Finally, after 12 years, a filmmaker was finally able to recapture the magic of Virtuosity. Denzel Washington and Russell Crowe are together again, and American Gangster fulfills all the promise suggested by their previous sci-fi collaboration.
American Gangster Review
It's half Serpico and half Goodfellas, telling parallel stories of Frank Lucas (Washington)'s rise to dominance in the drug trade in the '70s, and Detective Richie Roberts' pursuit of Lucas. I love movies where Denzel Washington doesn't triumph over adversity and this sure is it.
To me, the detective story was way more interesting. Roberts is a total badass, in charge with bravado. He projects power to thugs and handles his sh*t, dealing with tough practical situations, and all his babes. How Lucas imported drugs is old news.
It feels like a '70s movie, not just because of the period detail. The film stock looks washed out like the '70s, and the sense that each story could go anywhere. They could be subtle changes to the case or the kingpin lifestyle, or big catastrophes that shatter everything.
Washington goes Joe Pesci violent, but keeps his cool. He gets more and more Pesci as the film progresses, and seems to do a little Pacino near the end. But hey, at least he doesn't triumph over adversity.
The musical score and period soundtrack are used appropriately, alternating so it's not just a greatest hits collection, but never telegraphing the emotion. They could hint at Taps or a club beat as appropriate, but it's subtle.
American Gangster is full of powerful drama. There's family drama with broken homes and taking care of one's own with ill gotten gains. All the kinks of the procedure, be it investigation or importation, provide interesting dilemmas.
It is visually exciting with all the motions of each side in the real world, on the streets. Shootouts explode like Gladiator battles but never in the operatic sense. It's the excitement of reality.

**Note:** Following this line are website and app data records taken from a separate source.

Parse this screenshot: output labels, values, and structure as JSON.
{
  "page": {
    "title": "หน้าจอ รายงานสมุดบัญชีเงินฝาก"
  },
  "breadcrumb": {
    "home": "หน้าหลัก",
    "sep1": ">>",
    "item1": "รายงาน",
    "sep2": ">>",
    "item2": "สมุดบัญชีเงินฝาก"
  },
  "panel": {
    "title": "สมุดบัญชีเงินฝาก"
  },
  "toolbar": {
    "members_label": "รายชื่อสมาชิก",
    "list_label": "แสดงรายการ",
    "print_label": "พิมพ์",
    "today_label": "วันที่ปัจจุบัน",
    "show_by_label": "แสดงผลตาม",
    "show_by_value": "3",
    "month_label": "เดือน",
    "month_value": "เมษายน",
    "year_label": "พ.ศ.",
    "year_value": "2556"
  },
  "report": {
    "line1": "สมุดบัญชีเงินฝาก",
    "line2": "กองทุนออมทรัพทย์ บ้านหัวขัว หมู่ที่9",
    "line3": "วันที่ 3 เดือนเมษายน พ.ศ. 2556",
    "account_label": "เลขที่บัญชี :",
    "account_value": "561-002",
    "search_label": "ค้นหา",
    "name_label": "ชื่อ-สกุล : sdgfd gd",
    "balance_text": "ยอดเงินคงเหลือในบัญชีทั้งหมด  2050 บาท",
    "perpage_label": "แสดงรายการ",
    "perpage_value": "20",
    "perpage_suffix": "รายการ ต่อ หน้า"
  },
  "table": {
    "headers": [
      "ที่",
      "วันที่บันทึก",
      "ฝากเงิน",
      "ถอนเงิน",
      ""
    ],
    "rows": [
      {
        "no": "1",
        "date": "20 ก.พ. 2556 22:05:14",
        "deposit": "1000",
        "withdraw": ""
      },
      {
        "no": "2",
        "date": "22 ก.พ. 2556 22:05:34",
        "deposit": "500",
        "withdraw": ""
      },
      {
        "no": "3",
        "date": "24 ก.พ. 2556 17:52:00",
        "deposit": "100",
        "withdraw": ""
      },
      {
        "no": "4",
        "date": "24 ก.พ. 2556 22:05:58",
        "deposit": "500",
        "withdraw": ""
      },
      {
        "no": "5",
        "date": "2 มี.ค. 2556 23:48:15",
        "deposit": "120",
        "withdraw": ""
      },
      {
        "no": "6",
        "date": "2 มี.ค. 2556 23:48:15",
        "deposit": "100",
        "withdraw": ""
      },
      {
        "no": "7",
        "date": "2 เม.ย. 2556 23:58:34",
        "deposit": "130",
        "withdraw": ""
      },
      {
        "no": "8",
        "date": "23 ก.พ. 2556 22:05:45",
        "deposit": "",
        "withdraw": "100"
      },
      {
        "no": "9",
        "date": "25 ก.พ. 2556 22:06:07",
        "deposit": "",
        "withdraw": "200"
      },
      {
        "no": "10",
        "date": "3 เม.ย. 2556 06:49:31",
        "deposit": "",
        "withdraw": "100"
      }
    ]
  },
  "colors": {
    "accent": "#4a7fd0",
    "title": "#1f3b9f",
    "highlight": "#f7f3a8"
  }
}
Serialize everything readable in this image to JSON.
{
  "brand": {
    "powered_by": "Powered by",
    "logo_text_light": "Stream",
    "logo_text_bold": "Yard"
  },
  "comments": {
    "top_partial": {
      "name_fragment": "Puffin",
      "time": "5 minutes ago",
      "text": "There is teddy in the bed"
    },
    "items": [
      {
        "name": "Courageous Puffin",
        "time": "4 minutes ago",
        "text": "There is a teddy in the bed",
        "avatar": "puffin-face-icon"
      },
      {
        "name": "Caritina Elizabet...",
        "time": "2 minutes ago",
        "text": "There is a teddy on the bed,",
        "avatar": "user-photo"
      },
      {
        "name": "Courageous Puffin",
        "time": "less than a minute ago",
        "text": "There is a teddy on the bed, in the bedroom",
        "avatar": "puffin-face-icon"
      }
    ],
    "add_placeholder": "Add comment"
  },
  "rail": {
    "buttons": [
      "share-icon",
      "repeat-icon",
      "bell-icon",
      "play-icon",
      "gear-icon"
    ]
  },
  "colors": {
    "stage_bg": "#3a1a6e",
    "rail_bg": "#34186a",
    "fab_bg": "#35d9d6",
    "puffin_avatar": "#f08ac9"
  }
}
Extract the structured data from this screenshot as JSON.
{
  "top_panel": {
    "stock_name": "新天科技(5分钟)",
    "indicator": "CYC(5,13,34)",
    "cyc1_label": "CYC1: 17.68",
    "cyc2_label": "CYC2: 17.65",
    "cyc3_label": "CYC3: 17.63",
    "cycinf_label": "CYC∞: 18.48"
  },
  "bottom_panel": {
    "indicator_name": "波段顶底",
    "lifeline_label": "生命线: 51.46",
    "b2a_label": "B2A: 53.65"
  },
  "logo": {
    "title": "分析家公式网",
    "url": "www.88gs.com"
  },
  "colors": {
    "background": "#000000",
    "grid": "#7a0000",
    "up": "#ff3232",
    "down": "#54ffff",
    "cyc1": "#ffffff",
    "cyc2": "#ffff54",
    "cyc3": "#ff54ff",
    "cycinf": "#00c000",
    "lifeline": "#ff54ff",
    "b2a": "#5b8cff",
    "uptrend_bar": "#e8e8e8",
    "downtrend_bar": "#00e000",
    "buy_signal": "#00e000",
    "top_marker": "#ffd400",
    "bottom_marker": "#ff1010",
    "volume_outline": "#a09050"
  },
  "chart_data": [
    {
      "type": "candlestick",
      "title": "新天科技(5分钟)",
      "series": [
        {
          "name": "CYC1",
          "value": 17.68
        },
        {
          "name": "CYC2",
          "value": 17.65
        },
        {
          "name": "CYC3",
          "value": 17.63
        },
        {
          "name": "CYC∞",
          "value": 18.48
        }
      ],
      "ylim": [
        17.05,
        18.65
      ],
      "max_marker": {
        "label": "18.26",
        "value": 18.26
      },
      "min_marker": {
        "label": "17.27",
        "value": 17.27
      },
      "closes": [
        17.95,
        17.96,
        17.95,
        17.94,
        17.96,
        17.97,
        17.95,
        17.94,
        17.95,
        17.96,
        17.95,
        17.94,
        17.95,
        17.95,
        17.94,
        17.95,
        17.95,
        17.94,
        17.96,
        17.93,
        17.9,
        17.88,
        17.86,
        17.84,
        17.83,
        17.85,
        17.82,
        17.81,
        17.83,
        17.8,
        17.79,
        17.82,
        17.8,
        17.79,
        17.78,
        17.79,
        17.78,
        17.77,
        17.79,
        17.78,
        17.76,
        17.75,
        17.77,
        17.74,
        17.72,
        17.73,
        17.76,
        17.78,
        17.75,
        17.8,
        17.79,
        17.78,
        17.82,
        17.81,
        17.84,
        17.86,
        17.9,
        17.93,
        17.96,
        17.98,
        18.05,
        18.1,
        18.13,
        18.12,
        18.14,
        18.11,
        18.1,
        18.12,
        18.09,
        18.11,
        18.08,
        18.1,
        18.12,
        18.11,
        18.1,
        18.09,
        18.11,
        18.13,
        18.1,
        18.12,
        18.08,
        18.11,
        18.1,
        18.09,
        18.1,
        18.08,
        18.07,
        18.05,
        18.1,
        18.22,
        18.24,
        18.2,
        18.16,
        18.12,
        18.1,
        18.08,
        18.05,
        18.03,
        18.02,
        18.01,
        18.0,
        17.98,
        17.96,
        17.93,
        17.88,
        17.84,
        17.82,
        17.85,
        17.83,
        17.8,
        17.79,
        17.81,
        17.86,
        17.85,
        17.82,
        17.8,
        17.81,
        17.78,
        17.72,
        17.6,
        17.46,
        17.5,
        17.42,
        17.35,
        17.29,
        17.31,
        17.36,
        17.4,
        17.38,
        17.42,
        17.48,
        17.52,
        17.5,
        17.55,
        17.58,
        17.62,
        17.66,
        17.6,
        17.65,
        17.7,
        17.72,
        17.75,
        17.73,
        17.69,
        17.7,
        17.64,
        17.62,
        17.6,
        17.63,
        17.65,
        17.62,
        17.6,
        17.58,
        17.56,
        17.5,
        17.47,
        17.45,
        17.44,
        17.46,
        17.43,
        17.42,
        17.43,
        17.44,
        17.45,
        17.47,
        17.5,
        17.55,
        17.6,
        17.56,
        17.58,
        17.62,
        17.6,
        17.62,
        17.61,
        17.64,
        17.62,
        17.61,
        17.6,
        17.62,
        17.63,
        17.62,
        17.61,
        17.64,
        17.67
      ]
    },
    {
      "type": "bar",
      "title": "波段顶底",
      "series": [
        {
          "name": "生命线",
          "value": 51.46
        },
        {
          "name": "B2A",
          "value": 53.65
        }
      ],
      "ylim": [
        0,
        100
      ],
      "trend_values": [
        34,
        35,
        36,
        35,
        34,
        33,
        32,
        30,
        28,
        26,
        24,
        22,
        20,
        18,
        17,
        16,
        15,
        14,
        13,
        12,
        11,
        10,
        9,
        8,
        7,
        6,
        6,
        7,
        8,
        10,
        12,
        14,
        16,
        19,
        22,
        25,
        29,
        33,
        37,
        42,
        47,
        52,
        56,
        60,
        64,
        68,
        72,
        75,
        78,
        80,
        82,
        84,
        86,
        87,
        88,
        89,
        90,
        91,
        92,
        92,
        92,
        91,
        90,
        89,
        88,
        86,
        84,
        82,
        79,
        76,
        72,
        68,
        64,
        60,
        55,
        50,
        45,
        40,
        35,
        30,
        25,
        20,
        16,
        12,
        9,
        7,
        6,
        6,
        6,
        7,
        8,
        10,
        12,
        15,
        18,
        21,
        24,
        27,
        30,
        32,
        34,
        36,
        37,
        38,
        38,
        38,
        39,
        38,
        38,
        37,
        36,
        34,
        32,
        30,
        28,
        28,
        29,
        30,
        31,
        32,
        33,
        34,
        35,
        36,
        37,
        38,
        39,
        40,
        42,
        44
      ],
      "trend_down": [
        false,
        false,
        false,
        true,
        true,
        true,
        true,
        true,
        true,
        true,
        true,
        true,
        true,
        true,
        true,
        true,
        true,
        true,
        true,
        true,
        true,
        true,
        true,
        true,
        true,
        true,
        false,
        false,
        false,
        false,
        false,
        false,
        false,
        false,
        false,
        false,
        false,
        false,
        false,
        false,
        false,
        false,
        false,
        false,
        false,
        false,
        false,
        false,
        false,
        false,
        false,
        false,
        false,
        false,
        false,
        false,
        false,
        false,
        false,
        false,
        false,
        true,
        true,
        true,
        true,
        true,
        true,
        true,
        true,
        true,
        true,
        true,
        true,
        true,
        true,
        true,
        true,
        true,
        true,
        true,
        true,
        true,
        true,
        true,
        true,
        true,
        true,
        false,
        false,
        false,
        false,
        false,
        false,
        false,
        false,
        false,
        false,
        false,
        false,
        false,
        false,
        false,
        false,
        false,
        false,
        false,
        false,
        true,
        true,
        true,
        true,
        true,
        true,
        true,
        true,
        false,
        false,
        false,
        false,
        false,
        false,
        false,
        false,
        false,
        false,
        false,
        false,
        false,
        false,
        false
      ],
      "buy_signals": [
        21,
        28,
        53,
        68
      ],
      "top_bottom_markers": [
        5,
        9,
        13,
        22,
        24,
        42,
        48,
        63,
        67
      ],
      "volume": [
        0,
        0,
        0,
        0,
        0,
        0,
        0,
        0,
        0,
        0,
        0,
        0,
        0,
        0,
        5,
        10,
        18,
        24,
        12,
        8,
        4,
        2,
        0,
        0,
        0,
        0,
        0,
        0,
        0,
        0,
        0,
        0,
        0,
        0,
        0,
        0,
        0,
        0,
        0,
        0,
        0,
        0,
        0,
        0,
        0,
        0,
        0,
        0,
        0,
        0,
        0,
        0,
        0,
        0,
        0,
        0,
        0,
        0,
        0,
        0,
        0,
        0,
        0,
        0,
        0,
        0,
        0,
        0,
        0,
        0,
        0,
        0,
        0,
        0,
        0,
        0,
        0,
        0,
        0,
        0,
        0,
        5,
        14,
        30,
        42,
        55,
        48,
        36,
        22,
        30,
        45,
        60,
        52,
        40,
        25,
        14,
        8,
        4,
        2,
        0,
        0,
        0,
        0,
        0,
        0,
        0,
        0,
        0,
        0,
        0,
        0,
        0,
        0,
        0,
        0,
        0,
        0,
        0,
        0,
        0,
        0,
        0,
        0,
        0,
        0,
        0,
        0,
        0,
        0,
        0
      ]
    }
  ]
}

American Gangster is a definitive cops and crime movie, in that it defines every element of each genre and executes it expertly. And again, for the record, Denzel Washington does NOT triumph over adversity.